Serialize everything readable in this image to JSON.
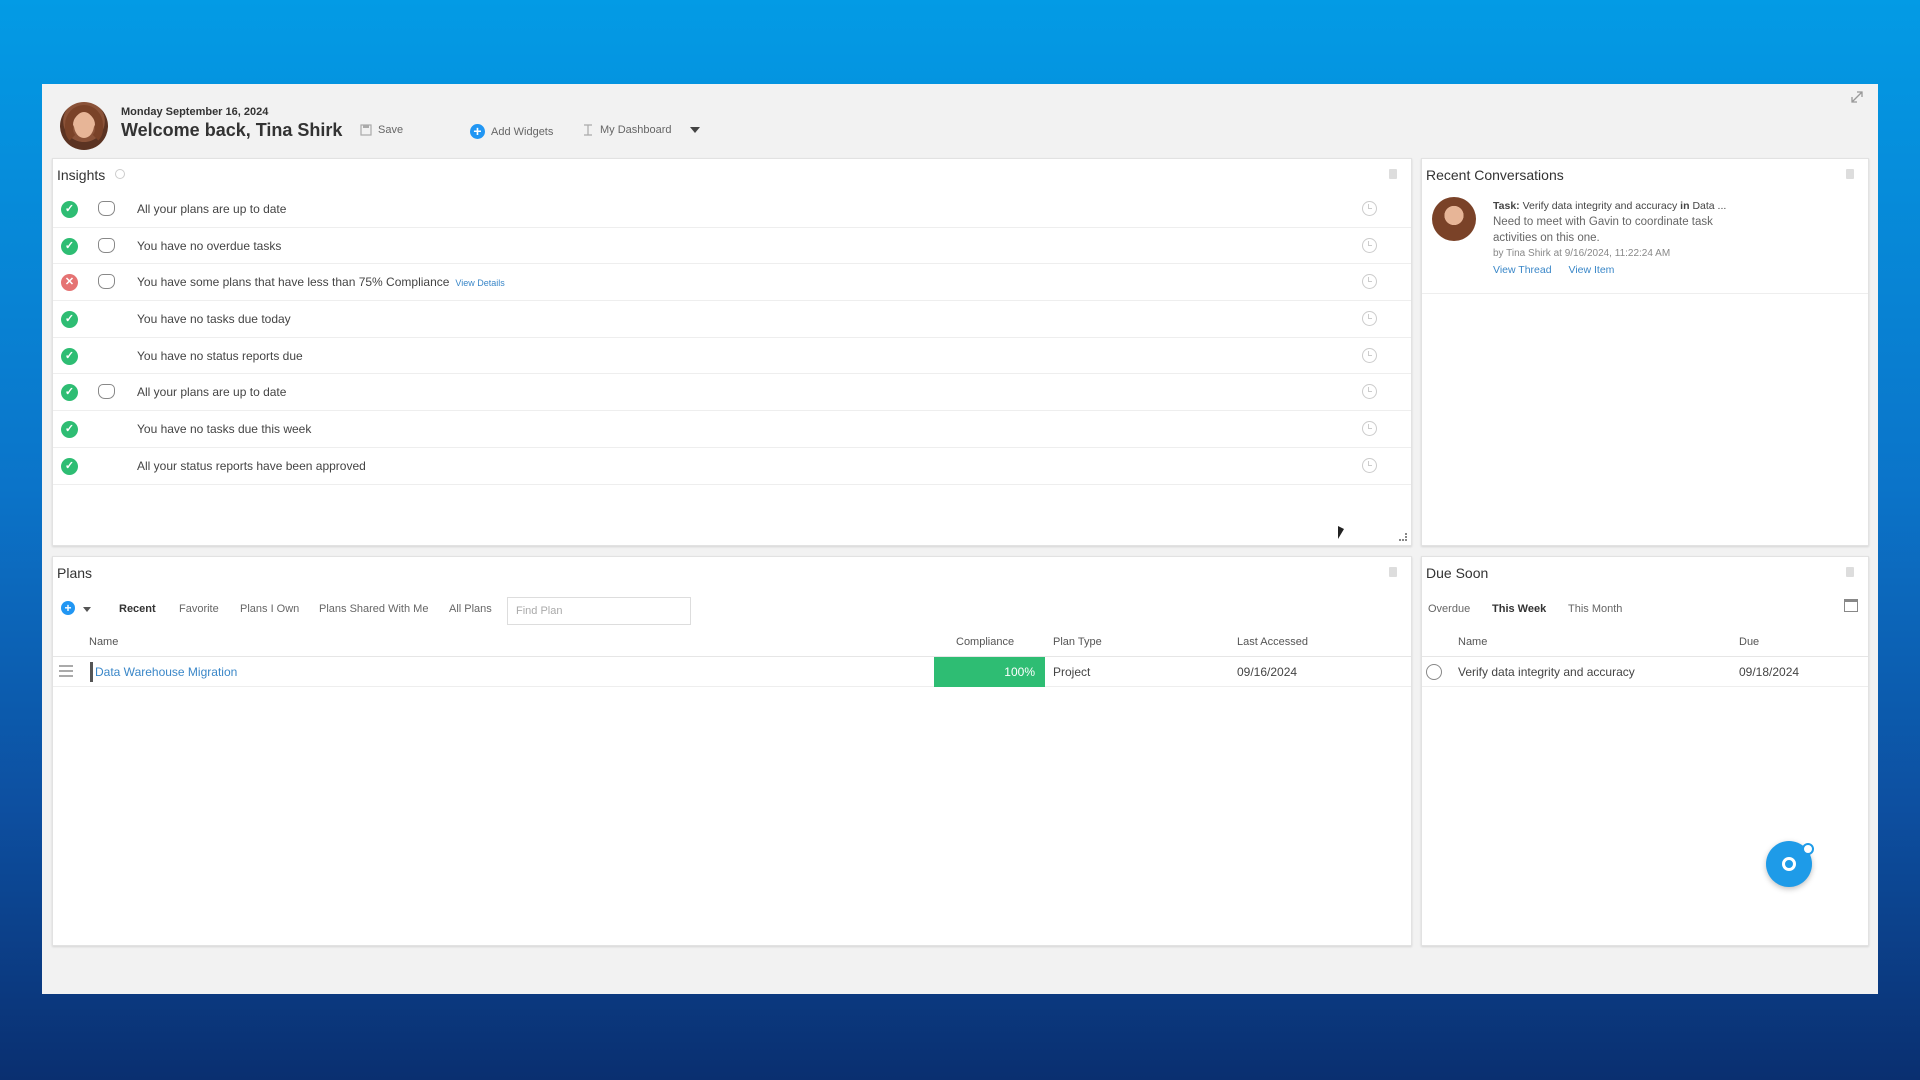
{
  "header": {
    "date": "Monday September 16, 2024",
    "welcome": "Welcome back, Tina Shirk",
    "save_label": "Save",
    "add_widgets_label": "Add Widgets",
    "dashboard_label": "My Dashboard"
  },
  "insights": {
    "title": "Insights",
    "items": [
      {
        "text": "All your plans are up to date",
        "status": "ok",
        "badge": true
      },
      {
        "text": "You have no overdue tasks",
        "status": "ok",
        "badge": true
      },
      {
        "text": "You have some plans that have less than 75% Compliance",
        "status": "bad",
        "badge": true,
        "link": "View Details"
      },
      {
        "text": "You have no tasks due today",
        "status": "ok",
        "badge": false
      },
      {
        "text": "You have no status reports due",
        "status": "ok",
        "badge": false
      },
      {
        "text": "All your plans are up to date",
        "status": "ok",
        "badge": true
      },
      {
        "text": "You have no tasks due this week",
        "status": "ok",
        "badge": false
      },
      {
        "text": "All your status reports have been approved",
        "status": "ok",
        "badge": false
      }
    ]
  },
  "recent": {
    "title": "Recent Conversations",
    "task_prefix": "Task:",
    "task_name": "Verify data integrity and accuracy",
    "task_in": "in",
    "task_plan": "Data ...",
    "message": "Need to meet with Gavin to coordinate task activities on this one.",
    "by": "by Tina Shirk at 9/16/2024, 11:22:24 AM",
    "view_thread": "View Thread",
    "view_item": "View Item"
  },
  "plans": {
    "title": "Plans",
    "tabs": [
      "Recent",
      "Favorite",
      "Plans I Own",
      "Plans Shared With Me",
      "All Plans"
    ],
    "active_tab": 0,
    "search_placeholder": "Find Plan",
    "columns": {
      "name": "Name",
      "compliance": "Compliance",
      "plan_type": "Plan Type",
      "last_accessed": "Last Accessed"
    },
    "rows": [
      {
        "name": "Data Warehouse Migration",
        "compliance": "100%",
        "plan_type": "Project",
        "last_accessed": "09/16/2024"
      }
    ]
  },
  "due": {
    "title": "Due Soon",
    "tabs": [
      "Overdue",
      "This Week",
      "This Month"
    ],
    "active_tab": 1,
    "columns": {
      "name": "Name",
      "due": "Due"
    },
    "rows": [
      {
        "name": "Verify data integrity and accuracy",
        "due": "09/18/2024"
      }
    ]
  },
  "colors": {
    "accent": "#2196f3",
    "success": "#2ebd73",
    "error": "#e57373",
    "link": "#3a87c8"
  }
}
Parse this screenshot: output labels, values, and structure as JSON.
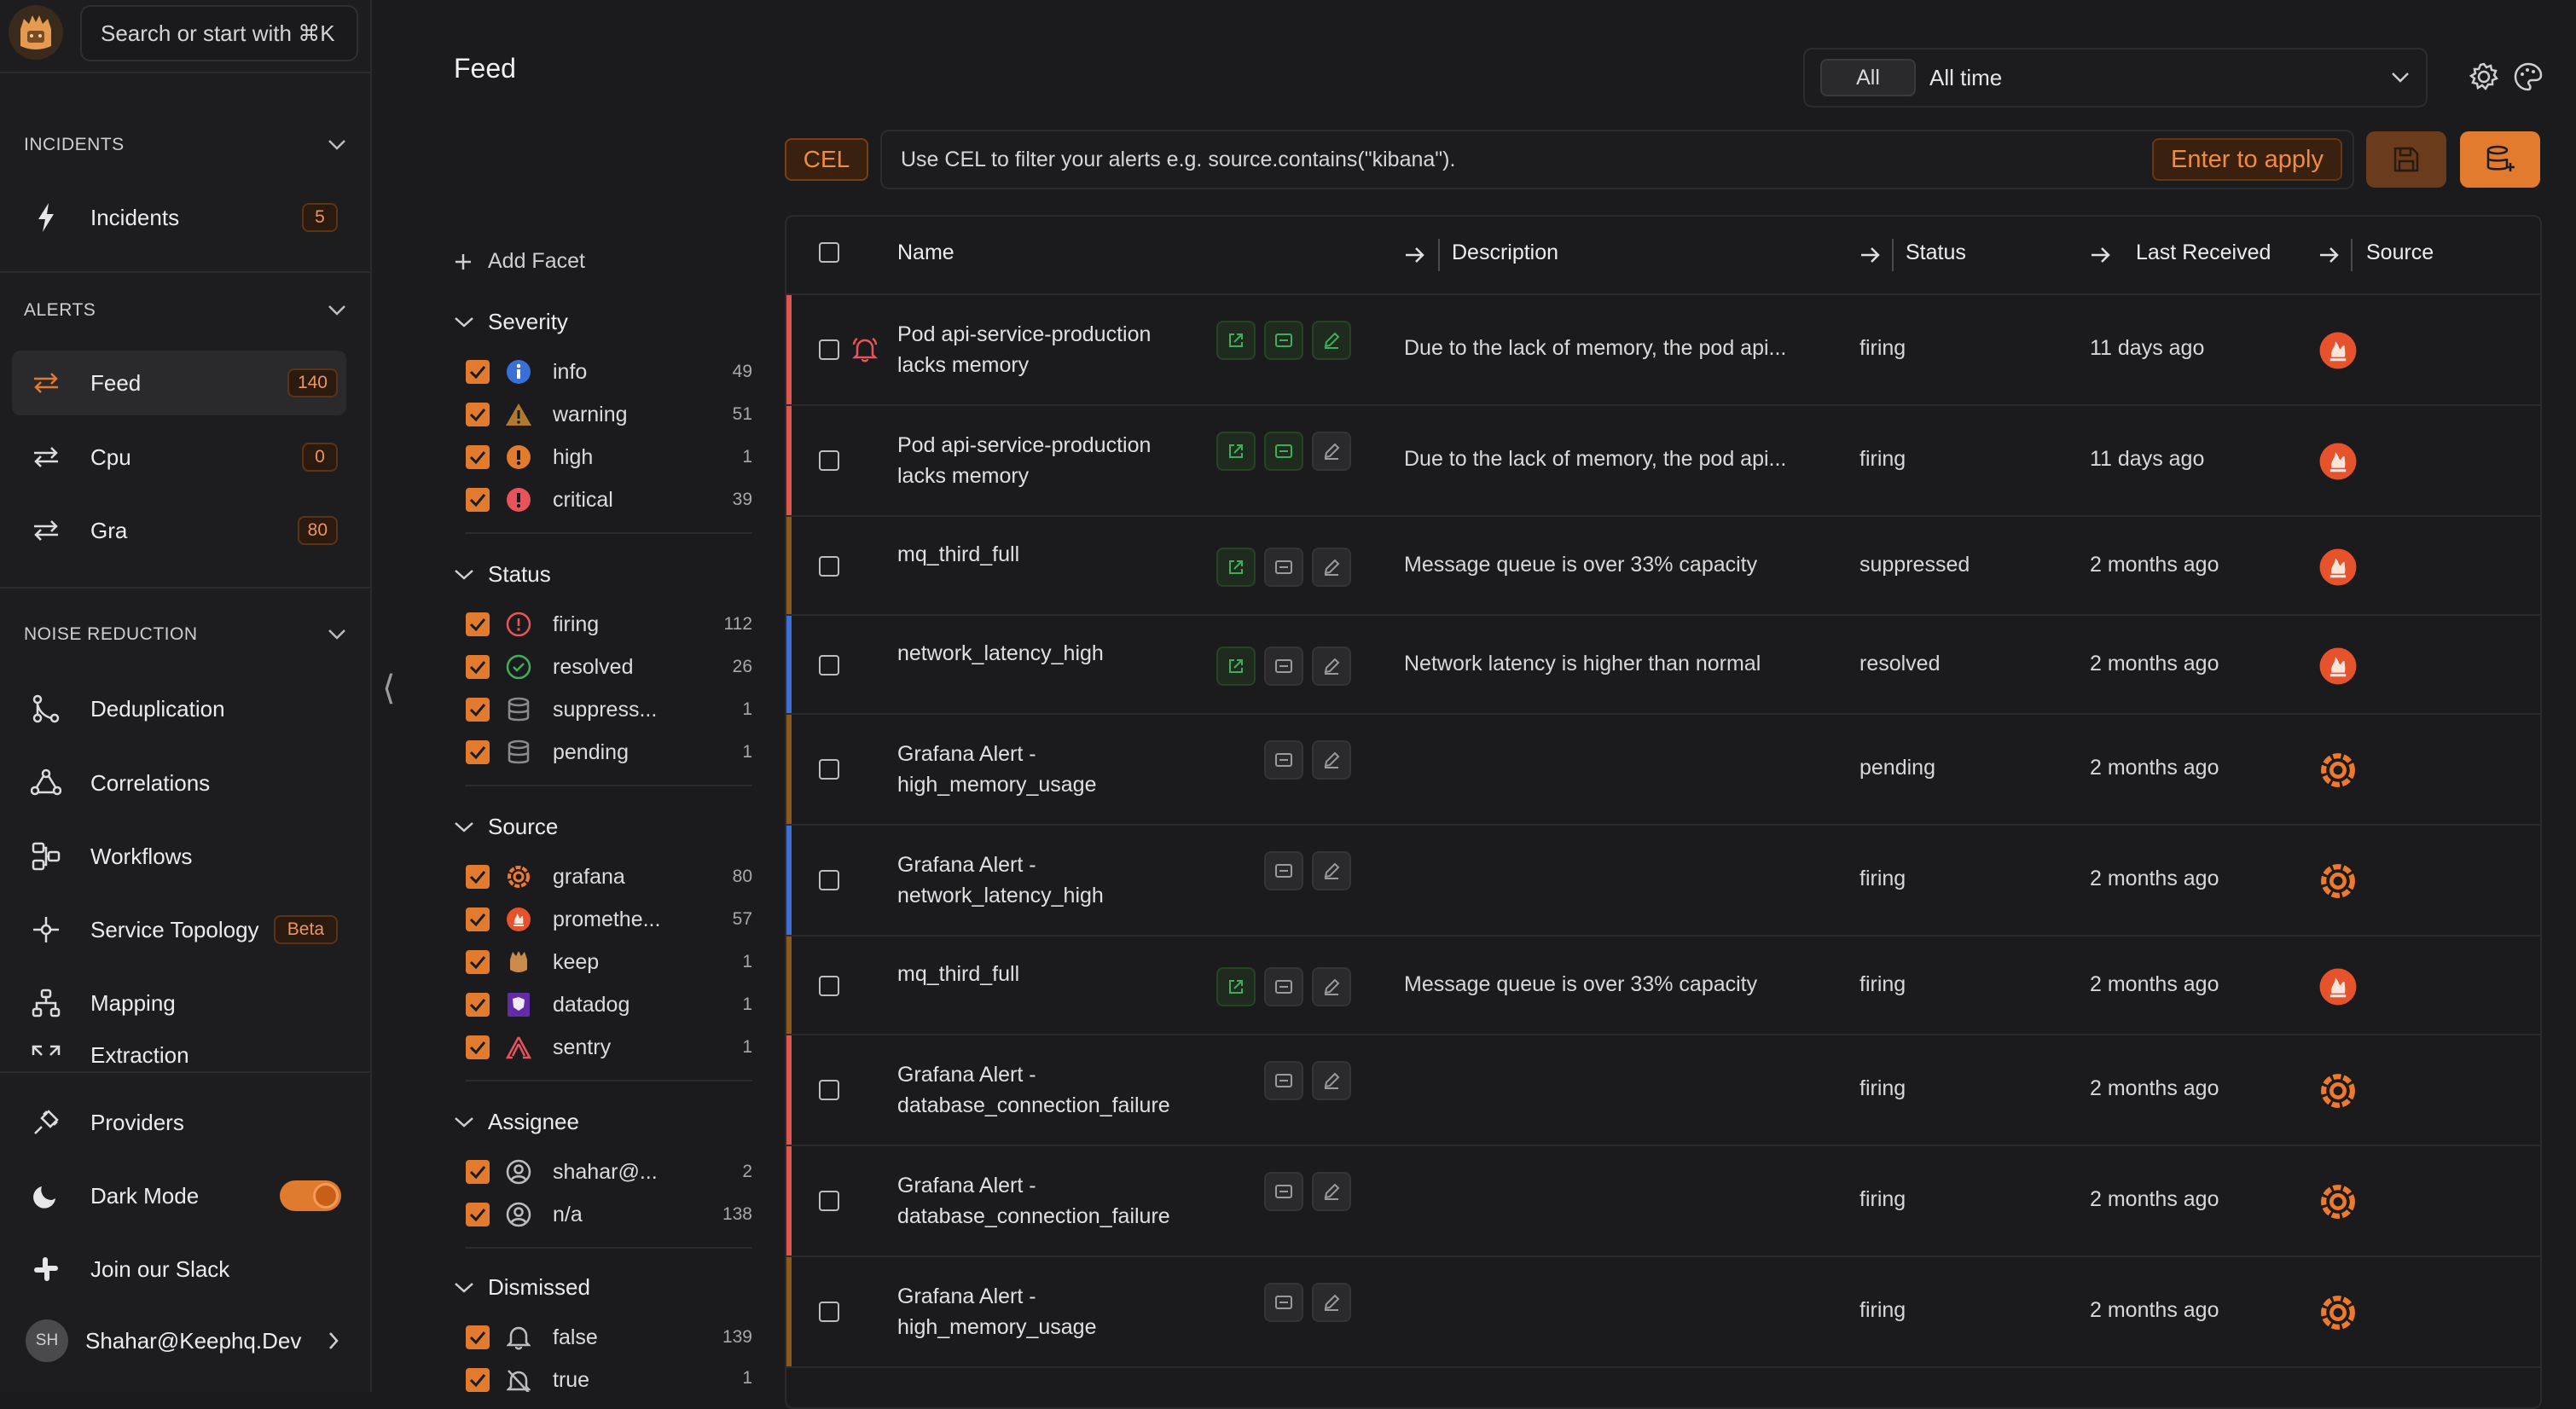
{
  "sidebar": {
    "search_placeholder": "Search or start with ⌘K",
    "sections": {
      "incidents": "INCIDENTS",
      "alerts": "ALERTS",
      "noise": "NOISE REDUCTION"
    },
    "incidents_item": {
      "label": "Incidents",
      "count": "5"
    },
    "alerts_items": [
      {
        "label": "Feed",
        "count": "140"
      },
      {
        "label": "Cpu",
        "count": "0"
      },
      {
        "label": "Gra",
        "count": "80"
      }
    ],
    "noise_items": [
      {
        "label": "Deduplication"
      },
      {
        "label": "Correlations"
      },
      {
        "label": "Workflows"
      },
      {
        "label": "Service Topology",
        "badge": "Beta"
      },
      {
        "label": "Mapping"
      },
      {
        "label": "Extraction"
      }
    ],
    "bottom": {
      "providers": "Providers",
      "dark_mode": "Dark Mode",
      "slack": "Join our Slack",
      "user_initials": "SH",
      "user_name": "Shahar@Keephq.Dev"
    }
  },
  "header": {
    "title": "Feed",
    "time_all": "All",
    "time_value": "All time"
  },
  "cel": {
    "tag": "CEL",
    "placeholder": "Use CEL to filter your alerts e.g. source.contains(\"kibana\").",
    "apply": "Enter to apply"
  },
  "facets": {
    "add": "Add Facet",
    "severity": {
      "title": "Severity",
      "items": [
        {
          "label": "info",
          "count": "49"
        },
        {
          "label": "warning",
          "count": "51"
        },
        {
          "label": "high",
          "count": "1"
        },
        {
          "label": "critical",
          "count": "39"
        }
      ]
    },
    "status": {
      "title": "Status",
      "items": [
        {
          "label": "firing",
          "count": "112"
        },
        {
          "label": "resolved",
          "count": "26"
        },
        {
          "label": "suppress...",
          "count": "1"
        },
        {
          "label": "pending",
          "count": "1"
        }
      ]
    },
    "source": {
      "title": "Source",
      "items": [
        {
          "label": "grafana",
          "count": "80"
        },
        {
          "label": "promethe...",
          "count": "57"
        },
        {
          "label": "keep",
          "count": "1"
        },
        {
          "label": "datadog",
          "count": "1"
        },
        {
          "label": "sentry",
          "count": "1"
        }
      ]
    },
    "assignee": {
      "title": "Assignee",
      "items": [
        {
          "label": "shahar@...",
          "count": "2"
        },
        {
          "label": "n/a",
          "count": "138"
        }
      ]
    },
    "dismissed": {
      "title": "Dismissed",
      "items": [
        {
          "label": "false",
          "count": "139"
        },
        {
          "label": "true",
          "count": "1"
        }
      ]
    }
  },
  "table": {
    "columns": {
      "name": "Name",
      "description": "Description",
      "status": "Status",
      "last_received": "Last Received",
      "source": "Source"
    },
    "rows": [
      {
        "name": "Pod api-service-production lacks memory",
        "description": "Due to the lack of memory, the pod api...",
        "status": "firing",
        "last": "11 days ago",
        "source": "prometheus",
        "stripe": "#e0564f"
      },
      {
        "name": "Pod api-service-production lacks memory",
        "description": "Due to the lack of memory, the pod api...",
        "status": "firing",
        "last": "11 days ago",
        "source": "prometheus",
        "stripe": "#e0564f"
      },
      {
        "name": "mq_third_full",
        "description": "Message queue is over 33% capacity",
        "status": "suppressed",
        "last": "2 months ago",
        "source": "prometheus",
        "stripe": "#8a5a1c"
      },
      {
        "name": "network_latency_high",
        "description": "Network latency is higher than normal",
        "status": "resolved",
        "last": "2 months ago",
        "source": "prometheus",
        "stripe": "#3d6fd6"
      },
      {
        "name": "Grafana Alert - high_memory_usage",
        "description": "",
        "status": "pending",
        "last": "2 months ago",
        "source": "grafana",
        "stripe": "#8a5a1c"
      },
      {
        "name": "Grafana Alert - network_latency_high",
        "description": "",
        "status": "firing",
        "last": "2 months ago",
        "source": "grafana",
        "stripe": "#3d6fd6"
      },
      {
        "name": "mq_third_full",
        "description": "Message queue is over 33% capacity",
        "status": "firing",
        "last": "2 months ago",
        "source": "prometheus",
        "stripe": "#8a5a1c"
      },
      {
        "name": "Grafana Alert - database_connection_failure",
        "description": "",
        "status": "firing",
        "last": "2 months ago",
        "source": "grafana",
        "stripe": "#e0564f"
      },
      {
        "name": "Grafana Alert - database_connection_failure",
        "description": "",
        "status": "firing",
        "last": "2 months ago",
        "source": "grafana",
        "stripe": "#e0564f"
      },
      {
        "name": "Grafana Alert - high_memory_usage",
        "description": "",
        "status": "firing",
        "last": "2 months ago",
        "source": "grafana",
        "stripe": "#8a5a1c"
      }
    ]
  },
  "colors": {
    "accent": "#e27b2e",
    "background": "#1b1b1d"
  }
}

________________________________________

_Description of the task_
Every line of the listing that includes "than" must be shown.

_Response_
        "text": "You have some plans that have less than 75% Compliance",
        "description": "Network latency is higher than normal",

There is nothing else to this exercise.